A group of six men and women cluster close together and pose for a photo, smiling towards the camera. Five of them are dancers wearing various costumes and warm-ups. A woman stands in the middle in a black patterned dress and gold heels.
Posing backstage. Photo by Foteini Christofilopoulou, courtesy The Sarasota Ballet.

For their Linbury Theatre performances, The Sarasota Ballet brought London audiences a different taste of Ashton. “Our ballets were his chamber pieces, very rarely seen, smaller casts,” says Pratt. In addition to Façade and Valses Nobles et Sentimentales, they included Dante Sonata and Sinfonietta. “These ballets were usually made in smaller theaters, so they really worked in the Linbury space.”

The Royal Ballet performed larger-scale works, like Les Rendezvous, The Dream, and Rhapsody, and Pratt believes the contrast resulted in very complementary programs. “You could see sort of all the aspects of Ashton’s work: the brilliance of his corps de ballet choreography in something like The Dream and then the intelligence of his comedy in ballets like Façade.”

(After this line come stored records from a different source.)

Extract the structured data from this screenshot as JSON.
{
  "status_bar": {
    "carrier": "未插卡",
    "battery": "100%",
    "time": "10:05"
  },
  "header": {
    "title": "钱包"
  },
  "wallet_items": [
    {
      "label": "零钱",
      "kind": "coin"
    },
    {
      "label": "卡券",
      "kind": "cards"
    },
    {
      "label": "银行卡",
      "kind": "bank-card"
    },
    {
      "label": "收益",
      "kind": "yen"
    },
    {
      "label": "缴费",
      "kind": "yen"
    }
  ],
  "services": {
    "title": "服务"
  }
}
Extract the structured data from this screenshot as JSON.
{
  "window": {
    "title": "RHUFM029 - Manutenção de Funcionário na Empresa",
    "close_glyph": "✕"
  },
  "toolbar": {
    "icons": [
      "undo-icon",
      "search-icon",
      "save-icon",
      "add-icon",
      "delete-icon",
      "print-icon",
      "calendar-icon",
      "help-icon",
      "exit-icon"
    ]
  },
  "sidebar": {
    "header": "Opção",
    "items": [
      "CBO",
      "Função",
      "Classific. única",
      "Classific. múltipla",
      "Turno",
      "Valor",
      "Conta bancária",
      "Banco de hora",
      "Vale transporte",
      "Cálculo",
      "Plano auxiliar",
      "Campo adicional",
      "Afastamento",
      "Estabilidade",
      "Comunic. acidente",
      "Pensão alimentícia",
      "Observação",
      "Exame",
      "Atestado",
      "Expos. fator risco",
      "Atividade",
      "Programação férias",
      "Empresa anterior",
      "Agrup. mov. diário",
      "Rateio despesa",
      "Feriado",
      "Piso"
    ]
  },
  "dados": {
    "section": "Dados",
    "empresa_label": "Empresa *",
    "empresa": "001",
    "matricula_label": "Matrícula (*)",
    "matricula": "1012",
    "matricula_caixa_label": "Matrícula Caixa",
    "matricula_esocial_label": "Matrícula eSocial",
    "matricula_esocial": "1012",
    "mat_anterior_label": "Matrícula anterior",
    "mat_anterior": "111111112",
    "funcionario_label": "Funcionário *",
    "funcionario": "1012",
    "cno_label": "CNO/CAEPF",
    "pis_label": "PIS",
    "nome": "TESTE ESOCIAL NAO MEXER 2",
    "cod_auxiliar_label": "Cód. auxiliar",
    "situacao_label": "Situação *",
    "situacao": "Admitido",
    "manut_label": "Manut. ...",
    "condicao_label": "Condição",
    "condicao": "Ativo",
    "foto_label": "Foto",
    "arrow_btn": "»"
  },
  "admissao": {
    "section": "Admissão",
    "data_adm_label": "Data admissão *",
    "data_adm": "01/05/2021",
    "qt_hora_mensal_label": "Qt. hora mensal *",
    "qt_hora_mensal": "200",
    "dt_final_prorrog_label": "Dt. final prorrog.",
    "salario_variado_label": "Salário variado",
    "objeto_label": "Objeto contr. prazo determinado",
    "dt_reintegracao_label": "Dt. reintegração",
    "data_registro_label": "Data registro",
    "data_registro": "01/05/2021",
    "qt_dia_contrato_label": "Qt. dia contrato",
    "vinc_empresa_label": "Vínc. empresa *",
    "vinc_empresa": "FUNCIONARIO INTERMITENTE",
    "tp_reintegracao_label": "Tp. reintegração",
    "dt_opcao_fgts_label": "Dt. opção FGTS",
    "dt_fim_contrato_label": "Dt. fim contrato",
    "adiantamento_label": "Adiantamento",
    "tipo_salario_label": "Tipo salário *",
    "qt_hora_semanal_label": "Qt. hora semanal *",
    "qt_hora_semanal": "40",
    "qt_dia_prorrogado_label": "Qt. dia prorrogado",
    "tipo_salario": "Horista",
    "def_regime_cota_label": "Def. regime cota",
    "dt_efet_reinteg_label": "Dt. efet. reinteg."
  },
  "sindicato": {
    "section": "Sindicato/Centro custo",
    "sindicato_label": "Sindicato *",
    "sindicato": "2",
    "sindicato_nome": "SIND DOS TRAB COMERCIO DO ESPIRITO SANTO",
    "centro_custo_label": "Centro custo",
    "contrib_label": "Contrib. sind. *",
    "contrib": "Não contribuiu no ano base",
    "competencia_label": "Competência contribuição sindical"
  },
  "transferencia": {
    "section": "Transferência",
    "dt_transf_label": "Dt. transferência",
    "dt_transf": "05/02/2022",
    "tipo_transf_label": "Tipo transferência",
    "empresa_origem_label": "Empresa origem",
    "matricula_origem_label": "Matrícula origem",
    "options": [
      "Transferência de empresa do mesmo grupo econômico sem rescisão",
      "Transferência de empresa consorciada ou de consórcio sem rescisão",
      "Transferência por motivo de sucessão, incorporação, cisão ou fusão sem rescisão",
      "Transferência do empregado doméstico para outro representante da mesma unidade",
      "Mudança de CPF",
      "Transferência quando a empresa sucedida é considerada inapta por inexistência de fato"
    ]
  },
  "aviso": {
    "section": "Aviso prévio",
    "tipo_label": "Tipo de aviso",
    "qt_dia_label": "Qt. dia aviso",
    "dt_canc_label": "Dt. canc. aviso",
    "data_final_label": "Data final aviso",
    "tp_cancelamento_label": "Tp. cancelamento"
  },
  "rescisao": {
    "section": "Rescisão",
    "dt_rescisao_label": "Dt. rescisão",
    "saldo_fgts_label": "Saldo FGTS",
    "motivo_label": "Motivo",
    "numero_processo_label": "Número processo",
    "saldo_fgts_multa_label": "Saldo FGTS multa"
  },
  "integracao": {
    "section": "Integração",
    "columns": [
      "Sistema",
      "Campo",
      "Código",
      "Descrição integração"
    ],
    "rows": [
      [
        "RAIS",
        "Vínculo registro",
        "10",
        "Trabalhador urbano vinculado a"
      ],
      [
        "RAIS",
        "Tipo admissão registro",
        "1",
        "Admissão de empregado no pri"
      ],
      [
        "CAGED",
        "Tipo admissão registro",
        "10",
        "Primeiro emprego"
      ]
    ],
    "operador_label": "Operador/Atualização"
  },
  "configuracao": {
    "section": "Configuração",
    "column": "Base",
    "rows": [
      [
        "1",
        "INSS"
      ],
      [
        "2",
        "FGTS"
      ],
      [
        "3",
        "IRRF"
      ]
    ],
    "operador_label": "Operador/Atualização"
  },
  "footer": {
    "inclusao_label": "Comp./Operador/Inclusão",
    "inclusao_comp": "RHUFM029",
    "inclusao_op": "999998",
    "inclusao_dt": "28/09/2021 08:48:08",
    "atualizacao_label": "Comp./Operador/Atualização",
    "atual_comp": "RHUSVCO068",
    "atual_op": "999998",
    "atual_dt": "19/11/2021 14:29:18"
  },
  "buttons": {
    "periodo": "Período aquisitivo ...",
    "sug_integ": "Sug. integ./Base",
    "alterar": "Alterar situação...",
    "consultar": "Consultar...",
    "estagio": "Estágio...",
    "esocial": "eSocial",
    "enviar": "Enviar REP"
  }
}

Dancing With the Stars

Despite sharing the same space for the month, the Sarasota dancers rarely crossed paths with The Royal Ballet dancers during their Linbury run. But when they did, they were starstruck. Graziano recalls trying to play it cool when sharing a dressing room with Marcelino Sambé and Matthew Ball, or sharing the stage with Natalia Osipova. “She went before me, and then William Bracewell and Francesca Hayward were right after me,” Graziano says. “I’m being sandwiched by the stars!”

Unfortunately, due to rehearsal logistics, the companies were unable to take class together, which Pratt feels could have led to shared knowledge about Ashton’s repertory. But after most of the company returned to Sarasota on June 11, the five dancers who stayed took company class with The Royal Ballet.

A group of four women and two men, wearing casual clothing and coats, stand clustered together and smile towards the camera. They stand in a grand foyer with with walls and mirrored doors.
Dancers with The Sarasota Ballet and The Royal Ballet pose for a picture. Photo by Foteini Christofilopoulou, courtesy The Sarasota Ballet.

Pratt, born and raised in south London, was thrilled to return to his hometown and perform in the historic opera house. “This was the place where I came to see my first ballets when I was a young child, so to be performing on that stage is a real sort of full-circle moment,” he says.

Brazilian-born Graziano also felt awed by his experience. “So many people have asked me if this is a dream come true, and it’s funny because I don’t even think it’s a dream coming true because I never thought I could dream that far. That wasn’t even an option to dream about because of the way we see Royal Ballet and these dancers. So for me, of course, the highlight has been performing on the Main Stage.”

Pratt says the tour has left the company more inspired and excited for future crossovers. “A real highlight for me has been seeing how my colleagues just own the space. You could be so intimidated by that huge stage and that beautiful auditorium, but they just went out there, and I was so proud to be part of Sarasota Ballet.”